Once upon a time advertising agencies just made advertising. But in recent years they have also become R&D departments, laboratories and product developers.
For instance, who would have thought that an agency would help the dream of a hoverboard come true? (And we mean a real hoverboard, not one of those things with wheels.)
This film by the UK’s CHI & Partners for Lexus shows how magnetic magic made the hoverboard possible. The specially designed skate park was concrete over metal, so don’t get any ideas: it will be a while before the rest of us can skate on air.
The rise of connected objects – The Internet of Things – has also provided fertile terrain for creative minds. In fact, many agencies now employ “creative technologists” in-house.
Vending machines that interact with their users have become familiar fare at awards shows, especially after the success of Leo Burnett’s “Small World Machines” for Coca-Cola in 2013. The idea was that two separate vending machines – in India and Pakistan – were transformed into “portals” that allowed people in the divided nations to interact and find common ground.
But vending machines are bulky and, by definition, a little cold. Wearable technology is more fun. For a while now, agencies have been experimenting with “haptic” clothing that translates information into sensation. In this example, by Jung Von Matt for an orchestra in Hamburg, “The Sound Shirt” enables deaf people to experience the power of music.
Samsung, through its various agencies, has become a master of capturing the wizardry of technology – and expressing its ethos of devising tools that improve lives.
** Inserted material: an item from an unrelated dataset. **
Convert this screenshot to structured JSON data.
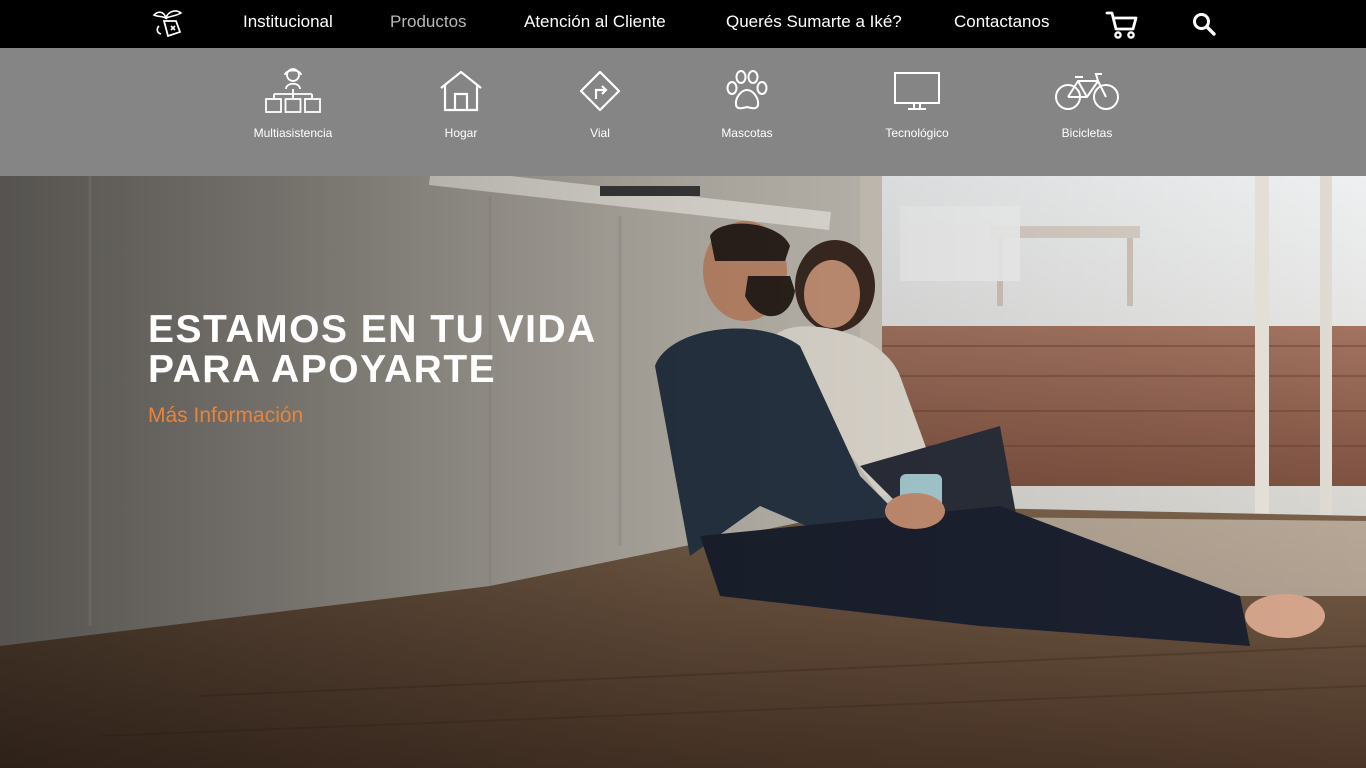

Here’s a connected surfboard, powered by a smartphone, that gives the lone wolves of the ocean all the data and coaching tips they need to perform at maximum capacity. It’s a beautifully crafted film from Leo Burnett Tailor Made in São Paulo.
Such a board could potentially save lives. This next item definitely could: the “Helpmet”, from BBDO Proximity Thailand, a motorcycle helmet that detects head shocks and sends the location of fallen riders to emergency services.
Samsung (yes, them again) developed a similar device to protect rugby players from the effects of concussion – with the help of Leo Burnett in Australia, naturally.
Perhaps slightly less astonishing – although undoubtedly useful – is “The Screen Jacket”, devised by Ogilvy & Mather in Paris for Lenovo. In short, it’s a jacket that folds out into a screen, which means you can project images from your laptop no matter where you happen to be.
The most interesting thing about all these objects from an advertising point of view is that they are plot devices – inventions that drive stories. Alfred Hitchcock famously called such objects “McGuffins”. Stolen secrets, a mysterious suitcase, a hidden treasure: a way of getting the characters moving.
My point is that the vending machines and smart shirts are always the basis of good old-fashioned films, which then go on to touch far more people than the objects themselves. The technology is rendered impressive by the storytelling.